**EXTRACTED DATA**.
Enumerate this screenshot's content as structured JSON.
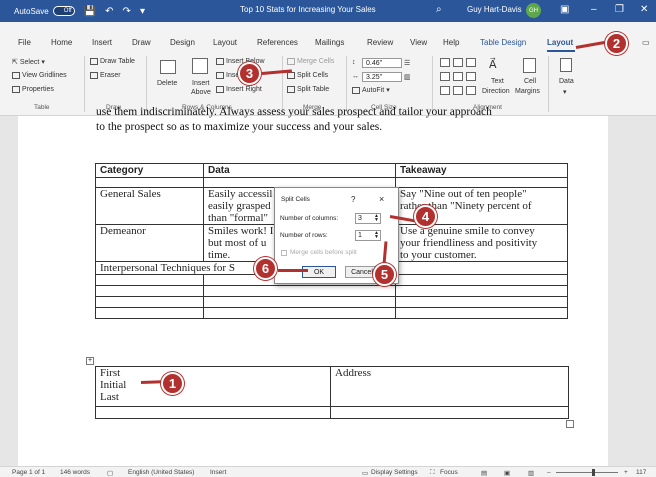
{
  "titlebar": {
    "autosave_label": "AutoSave",
    "autosave_state": "Off",
    "doc_title": "Top 10 Stats for Increasing Your Sales",
    "user_name": "Guy Hart-Davis",
    "user_initials": "GH",
    "accent": "#2b579a"
  },
  "menu": {
    "tabs": [
      "File",
      "Home",
      "Insert",
      "Draw",
      "Design",
      "Layout",
      "References",
      "Mailings",
      "Review",
      "View",
      "Help",
      "Table Design",
      "Layout"
    ]
  },
  "ribbon": {
    "table": {
      "select": "Select",
      "gridlines": "View Gridlines",
      "properties": "Properties",
      "group": "Table"
    },
    "draw": {
      "draw_table": "Draw Table",
      "eraser": "Eraser",
      "group": "Draw"
    },
    "rows_columns": {
      "delete": "Delete",
      "insert_above_1": "Insert",
      "insert_above_2": "Above",
      "insert_below": "Insert Below",
      "insert_left": "Insert Left",
      "insert_right": "Insert Right",
      "group": "Rows & Columns"
    },
    "merge": {
      "merge_cells": "Merge Cells",
      "split_cells": "Split Cells",
      "split_table": "Split Table",
      "group": "Merge"
    },
    "cell_size": {
      "height": "0.46\"",
      "width": "3.25\"",
      "autofit": "AutoFit",
      "group": "Cell Size"
    },
    "alignment": {
      "text_direction_1": "Text",
      "text_direction_2": "Direction",
      "cell_margins_1": "Cell",
      "cell_margins_2": "Margins",
      "group": "Alignment"
    },
    "data": {
      "label": "Data"
    }
  },
  "document": {
    "para_line1": "use them indiscriminately. Always assess your sales prospect and tailor your approach",
    "para_line2": "to the prospect so as to maximize your success and your sales.",
    "table1": {
      "headers": [
        "Category",
        "Data",
        "Takeaway"
      ],
      "rows": [
        {
          "category": "General Sales",
          "data": [
            "Easily accessil",
            "easily grasped",
            "than \"formal\""
          ],
          "takeaway": [
            "Say \"Nine out of ten people\"",
            "rather than \"Ninety percent of"
          ]
        },
        {
          "category": "Demeanor",
          "data": [
            "Smiles work! I",
            "but most of u",
            "time."
          ],
          "takeaway": [
            "Use a genuine smile to convey",
            "your friendliness and positivity",
            "to your customer."
          ]
        },
        {
          "category": "Interpersonal Techniques for S",
          "data": [],
          "takeaway": []
        }
      ]
    },
    "table2": {
      "col1": [
        "First",
        "Initial",
        "Last"
      ],
      "col2": "Address"
    }
  },
  "dialog": {
    "title": "Split Cells",
    "help": "?",
    "close": "×",
    "columns_label": "Number of columns:",
    "columns_value": "3",
    "rows_label": "Number of rows:",
    "rows_value": "1",
    "merge_label": "Merge cells before split",
    "ok": "OK",
    "cancel": "Cancel"
  },
  "callouts": [
    "1",
    "2",
    "3",
    "4",
    "5",
    "6"
  ],
  "statusbar": {
    "page": "Page 1 of 1",
    "words": "146 words",
    "language": "English (United States)",
    "mode": "Insert",
    "display_settings": "Display Settings",
    "focus": "Focus",
    "zoom_value": "117"
  }
}
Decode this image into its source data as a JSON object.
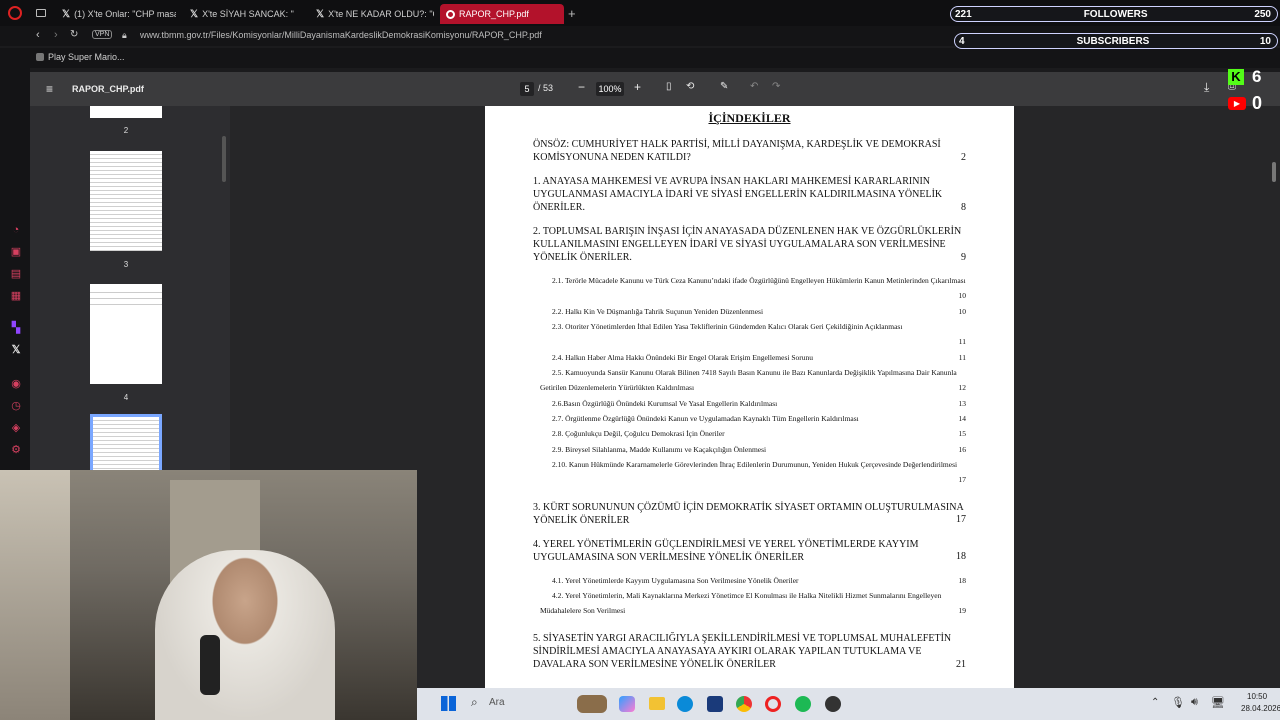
{
  "tabs": [
    {
      "label": "(1) X'te Onlar: \"CHP masar",
      "icon": "x-logo-icon",
      "active": false
    },
    {
      "label": "X'te SİYAH SANCAK: \"",
      "icon": "x-logo-icon",
      "active": false
    },
    {
      "label": "X'te NE KADAR OLDU?: \"C",
      "icon": "x-logo-icon",
      "active": false
    },
    {
      "label": "RAPOR_CHP.pdf",
      "icon": "opera-icon",
      "active": true
    }
  ],
  "address": {
    "vpn_badge": "VPN",
    "url": "www.tbmm.gov.tr/Files/Komisyonlar/MilliDayanismaKardeslikDemokrasiKomisyonu/RAPOR_CHP.pdf"
  },
  "bookmark": "Play Super Mario...",
  "social": {
    "followers_count": "221",
    "followers_label": "FOLLOWERS",
    "followers_right": "250",
    "subscribers_count": "4",
    "subscribers_label": "SUBSCRIBERS",
    "subscribers_right": "10",
    "kick_count": "6",
    "youtube_count": "0"
  },
  "pdf": {
    "filename": "RAPOR_CHP.pdf",
    "current_page": "5",
    "total_pages": "/ 53",
    "zoom": "100%"
  },
  "thumbnails": [
    {
      "number": "2"
    },
    {
      "number": "3"
    },
    {
      "number": "4"
    }
  ],
  "toc": {
    "title": "İÇİNDEKİLER",
    "entries": [
      {
        "text": "ÖNSÖZ: CUMHURİYET HALK PARTİSİ, MİLLİ DAYANIŞMA, KARDEŞLİK VE DEMOKRASİ KOMİSYONUNA NEDEN KATILDI?",
        "page": "2"
      },
      {
        "text": "1. ANAYASA MAHKEMESİ VE AVRUPA İNSAN HAKLARI MAHKEMESİ KARARLARININ UYGULANMASI AMACIYLA İDARİ VE SİYASİ ENGELLERİN KALDIRILMASINA YÖNELİK ÖNERİLER.",
        "page": "8"
      },
      {
        "text": "2. TOPLUMSAL BARIŞIN İNŞASI İÇİN ANAYASADA DÜZENLENEN HAK VE ÖZGÜRLÜKLERİN KULLANILMASINI ENGELLEYEN İDARİ VE SİYASİ UYGULAMALARA SON VERİLMESİNE YÖNELİK ÖNERİLER.",
        "page": "9"
      },
      {
        "text": "2.1. Terörle Mücadele Kanunu ve Türk Ceza Kanunu’ndaki ifade Özgürlüğünü Engelleyen Hükümlerin Kanun Metinlerinden Çıkarılması",
        "page": "10"
      },
      {
        "text": "2.2. Halkı Kin Ve Düşmanlığa Tahrik Suçunun Yeniden Düzenlenmesi",
        "page": "10"
      },
      {
        "text": "2.3. Otoriter Yönetimlerden İthal Edilen Yasa Tekliflerinin Gündemden Kalıcı Olarak Geri Çekildiğinin Açıklanması",
        "page": "11"
      },
      {
        "text": "2.4. Halkın Haber Alma Hakkı Önündeki Bir Engel Olarak Erişim Engellemesi Sorunu",
        "page": "11"
      },
      {
        "text": "2.5. Kamuoyunda Sansür Kanunu Olarak Bilinen 7418 Sayılı Basın Kanunu ile Bazı Kanunlarda Değişiklik Yapılmasına Dair Kanunla Getirilen Düzenlemelerin Yürürlükten Kaldırılması",
        "page": "12"
      },
      {
        "text": "2.6.Basın Özgürlüğü Önündeki Kurumsal Ve Yasal Engellerin Kaldırılması",
        "page": "13"
      },
      {
        "text": "2.7. Örgütlenme Özgürlüğü Önündeki Kanun ve Uygulamadan Kaynaklı Tüm Engellerin Kaldırılması",
        "page": "14"
      },
      {
        "text": "2.8. Çoğunlukçu Değil, Çoğulcu Demokrasi İçin Öneriler",
        "page": "15"
      },
      {
        "text": "2.9. Bireysel Silahlanma, Madde Kullanımı ve Kaçakçılığın Önlenmesi",
        "page": "16"
      },
      {
        "text": "2.10. Kanun Hükmünde Kararnamelerle Görevlerinden İhraç Edilenlerin Durumunun, Yeniden Hukuk Çerçevesinde Değerlendirilmesi",
        "page": "17"
      },
      {
        "text": "3. KÜRT SORUNUNUN ÇÖZÜMÜ İÇİN DEMOKRATİK SİYASET ORTAMIN OLUŞTURULMASINA YÖNELİK ÖNERİLER",
        "page": "17"
      },
      {
        "text": "4. YEREL YÖNETİMLERİN GÜÇLENDİRİLMESİ VE YEREL YÖNETİMLERDE KAYYIM UYGULAMASINA SON VERİLMESİNE YÖNELİK ÖNERİLER",
        "page": "18"
      },
      {
        "text": "4.1. Yerel Yönetimlerde Kayyım Uygulamasına Son Verilmesine Yönelik Öneriler",
        "page": "18"
      },
      {
        "text": "4.2. Yerel Yönetimlerin, Mali Kaynaklarına Merkezi Yönetimce El Konulması ile Halka Nitelikli Hizmet Sunmalarını Engelleyen Müdahalelere Son Verilmesi",
        "page": "19"
      },
      {
        "text": "5. SİYASETİN YARGI ARACILIĞIYLA ŞEKİLLENDİRİLMESİ VE TOPLUMSAL MUHALEFETİN SİNDİRİLMESİ AMACIYLA ANAYASAYA AYKIRI OLARAK YAPILAN TUTUKLAMA VE DAVALARA SON VERİLMESİNE YÖNELİK ÖNERİLER",
        "page": "21"
      }
    ]
  },
  "taskbar": {
    "search_placeholder": "Ara",
    "time": "10:50",
    "date": "28.04.2026"
  },
  "colors": {
    "accent": "#b3122b",
    "kick": "#53fc18",
    "youtube": "#ff0000"
  }
}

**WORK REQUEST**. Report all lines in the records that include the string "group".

**ANSWER**.
      "group": "Table"
      "group": "Draw"
      "group": "Rows & Columns"
      "group": "Merge"
      "group": "Cell Size"
      "group": "Alignment"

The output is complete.